	M8137	12AX7A
	M8162	12AT7WC
	N308	25E5
	N709	6BQ5
	OBC3	12SQ7
	OSW3104	6SA7
	OSW3105	6SQ7
	OSW3111	6SK7
	PM04	6BA6
	QA2406	12AT7WC
	QB309	12AT7
	QL77	6C4
	QS2406	12AT7WC
	UF89	12AD6
	UCL82	50BM8
	W17	1T4
	W727	6BA6
	X17	1R5
	X77	6BE6
	X107	18FX6
	X727	6BE6


Mil to AA5 or audio types:

	VT33	33
	VT49	39/44
	VT58	58
	VT54	34
	VT75	75
	VT78	78
	VT80	89
	VT86	6K7
	VT92	6Q7
	VT103	6SQ7
	VT104 	12SQ7
	VT115	6L6
	VT117	6SK7
	VT131	12SK7
	VT150	6SA7
	VT161	12SA7
	VT173	1T4
	VT174	3S4
	VT199	6SS7
	VT201	25L6
	VT209	12SG7
	VT211	6SG7
	VT231	6SN7
	VT264	3Q4
	VT288	12SH7
	1622	6L6
	5749	6BA6
	5750	6BE6
	5881	6L6GT
	6046	25L6GT
	6057	12AX7
	6060	12AT7
	6100	6C4
	6137	6SK7
	6189	12AU7
	6201	12AT7WC
	6662	6BJ6
	6679	12AT7
	6680	12AU7
	6681	12AX7
	7025	12AX7
	7036	6BE6
	7320	6BQ5
	7581	6L6
	8426A	12AU6

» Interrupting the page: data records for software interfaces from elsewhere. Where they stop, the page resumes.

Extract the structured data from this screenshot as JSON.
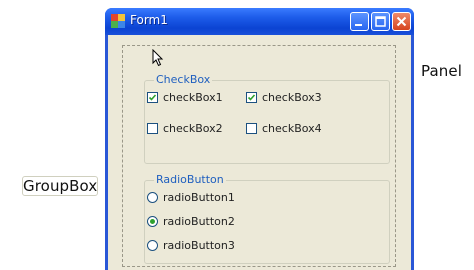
{
  "window": {
    "title": "Form1",
    "controls": {
      "minimize": "minimize",
      "maximize": "maximize",
      "close": "close"
    }
  },
  "annotations": {
    "panel": "Panel",
    "groupbox": "GroupBox"
  },
  "checkbox_group": {
    "title": "CheckBox",
    "items": [
      {
        "label": "checkBox1",
        "checked": true
      },
      {
        "label": "checkBox3",
        "checked": true
      },
      {
        "label": "checkBox2",
        "checked": false
      },
      {
        "label": "checkBox4",
        "checked": false
      }
    ]
  },
  "radio_group": {
    "title": "RadioButton",
    "items": [
      {
        "label": "radioButton1",
        "selected": false
      },
      {
        "label": "radioButton2",
        "selected": true
      },
      {
        "label": "radioButton3",
        "selected": false
      }
    ]
  },
  "colors": {
    "titlebar": "#0b43d3",
    "client_bg": "#ece9d8",
    "group_title": "#1f5fbf",
    "check_mark": "#2ea12e"
  },
  "icons": [
    "form-app-icon",
    "minimize-icon",
    "maximize-icon",
    "close-icon",
    "mouse-cursor-icon"
  ]
}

NOTE: Not all subs will work in all circuits!